#### RECORDS

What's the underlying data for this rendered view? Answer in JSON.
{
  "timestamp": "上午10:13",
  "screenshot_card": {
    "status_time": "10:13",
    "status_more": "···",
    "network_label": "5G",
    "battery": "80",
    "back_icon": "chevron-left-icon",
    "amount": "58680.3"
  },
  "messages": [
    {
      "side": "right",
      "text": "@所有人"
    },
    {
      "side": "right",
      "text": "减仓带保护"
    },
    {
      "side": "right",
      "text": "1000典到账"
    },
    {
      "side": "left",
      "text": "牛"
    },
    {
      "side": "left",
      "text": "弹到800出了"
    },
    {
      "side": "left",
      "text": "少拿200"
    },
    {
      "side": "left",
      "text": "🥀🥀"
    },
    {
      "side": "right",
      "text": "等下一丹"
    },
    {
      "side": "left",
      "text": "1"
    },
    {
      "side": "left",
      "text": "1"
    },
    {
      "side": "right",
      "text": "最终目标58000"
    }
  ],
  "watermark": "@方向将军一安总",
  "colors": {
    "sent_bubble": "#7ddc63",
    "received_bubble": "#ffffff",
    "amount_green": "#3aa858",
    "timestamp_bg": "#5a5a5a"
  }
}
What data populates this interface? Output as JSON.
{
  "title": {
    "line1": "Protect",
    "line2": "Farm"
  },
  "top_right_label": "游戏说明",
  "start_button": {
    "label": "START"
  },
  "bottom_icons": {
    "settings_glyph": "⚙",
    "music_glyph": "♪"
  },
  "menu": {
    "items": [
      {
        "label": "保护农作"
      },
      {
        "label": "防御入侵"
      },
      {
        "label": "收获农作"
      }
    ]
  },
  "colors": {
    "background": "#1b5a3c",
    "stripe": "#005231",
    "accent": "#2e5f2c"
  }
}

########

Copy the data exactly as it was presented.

**ANSWER SPACE:**
What's the underlying data for this rendered view? Answer in JSON.
{
  "timestamp": "上午10:13",
  "screenshot_card": {
    "status_time": "10:13",
    "status_more": "···",
    "network_label": "5G",
    "battery": "80",
    "back_icon": "chevron-left-icon",
    "amount": "58680.3"
  },
  "messages": [
    {
      "side": "right",
      "text": "@所有人"
    },
    {
      "side": "right",
      "text": "减仓带保护"
    },
    {
      "side": "right",
      "text": "1000典到账"
    },
    {
      "side": "left",
      "text": "牛"
    },
    {
      "side": "left",
      "text": "弹到800出了"
    },
    {
      "side": "left",
      "text": "少拿200"
    },
    {
      "side": "left",
      "text": "🥀🥀"
    },
    {
      "side": "right",
      "text": "等下一丹"
    },
    {
      "side": "left",
      "text": "1"
    },
    {
      "side": "left",
      "text": "1"
    },
    {
      "side": "right",
      "text": "最终目标58000"
    }
  ],
  "watermark": "@方向将军一安总",
  "colors": {
    "sent_bubble": "#7ddc63",
    "received_bubble": "#ffffff",
    "amount_green": "#3aa858",
    "timestamp_bg": "#5a5a5a"
  }
}
What data populates this interface? Output as JSON.
{
  "title": {
    "line1": "Protect",
    "line2": "Farm"
  },
  "top_right_label": "游戏说明",
  "start_button": {
    "label": "START"
  },
  "bottom_icons": {
    "settings_glyph": "⚙",
    "music_glyph": "♪"
  },
  "menu": {
    "items": [
      {
        "label": "保护农作"
      },
      {
        "label": "防御入侵"
      },
      {
        "label": "收获农作"
      }
    ]
  },
  "colors": {
    "background": "#1b5a3c",
    "stripe": "#005231",
    "accent": "#2e5f2c"
  }
}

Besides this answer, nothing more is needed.